What is needed. Lift out all lines below that contain "this".

Exercise inputs.
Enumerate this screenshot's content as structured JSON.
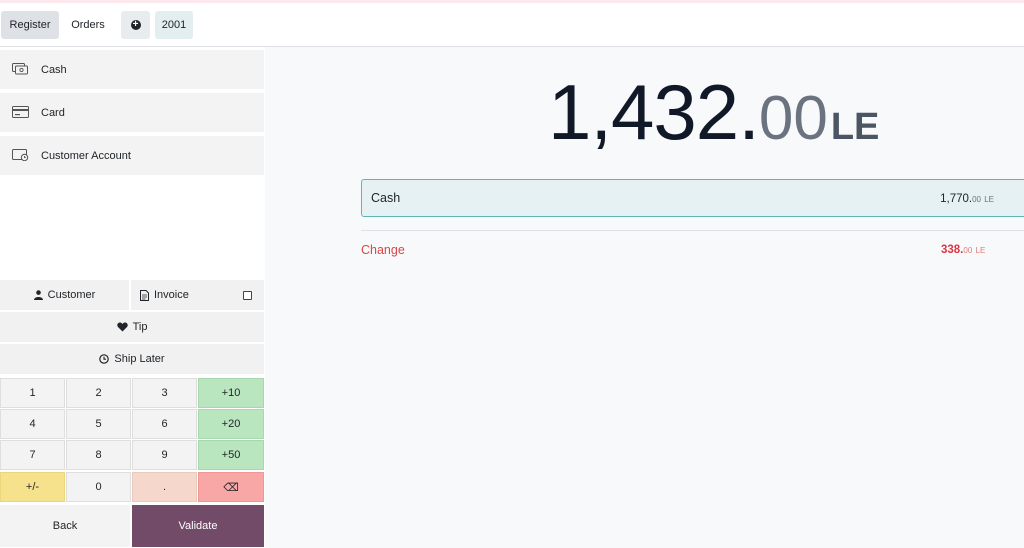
{
  "topbar": {
    "register_label": "Register",
    "orders_label": "Orders",
    "new_order_icon": "plus-circle-icon",
    "order_number": "2001"
  },
  "payment_methods": [
    {
      "label": "Cash",
      "icon": "cash-icon"
    },
    {
      "label": "Card",
      "icon": "card-icon"
    },
    {
      "label": "Customer Account",
      "icon": "customer-account-icon"
    }
  ],
  "controls": {
    "customer_label": "Customer",
    "invoice_label": "Invoice",
    "invoice_checked": false,
    "tip_label": "Tip",
    "ship_later_label": "Ship Later"
  },
  "numpad": {
    "keys": [
      "1",
      "2",
      "3",
      "+10",
      "4",
      "5",
      "6",
      "+20",
      "7",
      "8",
      "9",
      "+50",
      "+/-",
      "0",
      ".",
      "⌫"
    ]
  },
  "actions": {
    "back_label": "Back",
    "validate_label": "Validate"
  },
  "summary": {
    "total_int": "1,432.",
    "total_dec": "00",
    "currency": "LE",
    "payment_line": {
      "method": "Cash",
      "amount_int": "1,770.",
      "amount_dec": "00",
      "currency": "LE"
    },
    "change": {
      "label": "Change",
      "amount_int": "338.",
      "amount_dec": "00",
      "currency": "LE"
    }
  },
  "colors": {
    "accent": "#714b67",
    "change": "#dc3545",
    "payline_border": "#5fb5b0"
  }
}
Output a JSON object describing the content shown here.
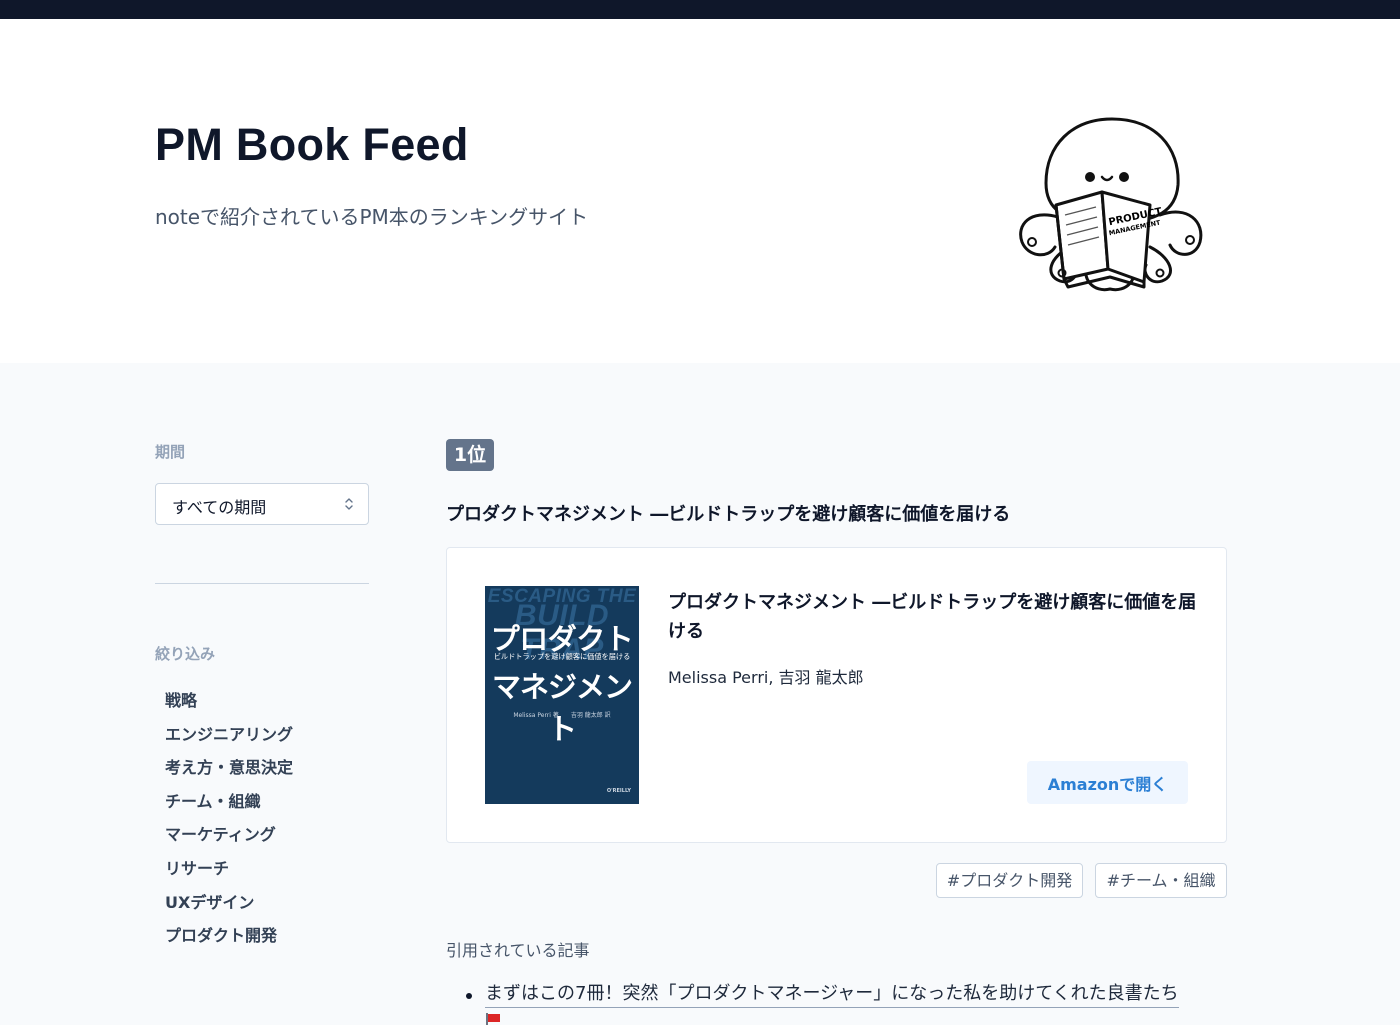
{
  "header": {
    "title": "PM Book Feed",
    "subtitle": "noteで紹介されているPM本のランキングサイト"
  },
  "mascot": {
    "icon": "octopus-reading-icon",
    "book_label_1": "PRODUCT",
    "book_label_2": "MANAGEMENT"
  },
  "sidebar": {
    "period_label": "期間",
    "period_selected": "すべての期間",
    "filter_label": "絞り込み",
    "filters": [
      "戦略",
      "エンジニアリング",
      "考え方・意思決定",
      "チーム・組織",
      "マーケティング",
      "リサーチ",
      "UXデザイン",
      "プロダクト開発"
    ]
  },
  "ranking": {
    "rank_label": "1位",
    "heading": "プロダクトマネジメント ―ビルドトラップを避け顧客に価値を届ける",
    "card": {
      "title": "プロダクトマネジメント ―ビルドトラップを避け顧客に価値を届ける",
      "author": "Melissa Perri, 吉羽 龍太郎",
      "button_label": "Amazonで開く",
      "cover": {
        "en_line1": "ESCAPING THE",
        "en_line2": "BUILD TRAP",
        "jp_line1": "プロダクト",
        "jp_sub": "ビルドトラップを避け顧客に価値を届ける",
        "jp_line2": "マネジメント",
        "authors": "Melissa Perri 著　　吉羽 龍太郎 訳",
        "publisher": "O'REILLY"
      }
    },
    "tags": [
      "#プロダクト開発",
      "#チーム・組織"
    ]
  },
  "articles": {
    "label": "引用されている記事",
    "items": [
      "まずはこの7冊！突然「プロダクトマネージャー」になった私を助けてくれた良書たち"
    ]
  },
  "colors": {
    "topbar": "#0f172a",
    "badge": "#64748b",
    "button_bg": "#eff6ff",
    "button_text": "#2b7fd4"
  }
}
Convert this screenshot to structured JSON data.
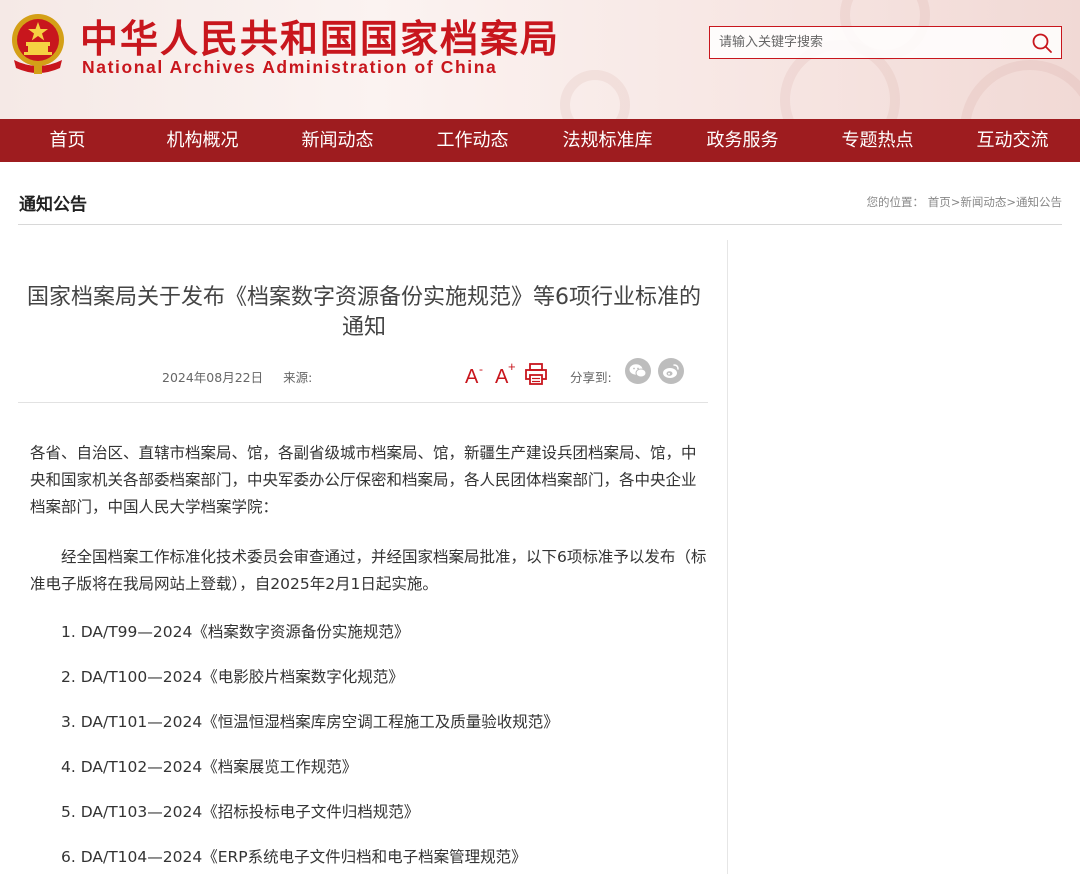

Output of the task.
Enumerate this screenshot's content as structured JSON.
Convert this screenshot to structured JSON data.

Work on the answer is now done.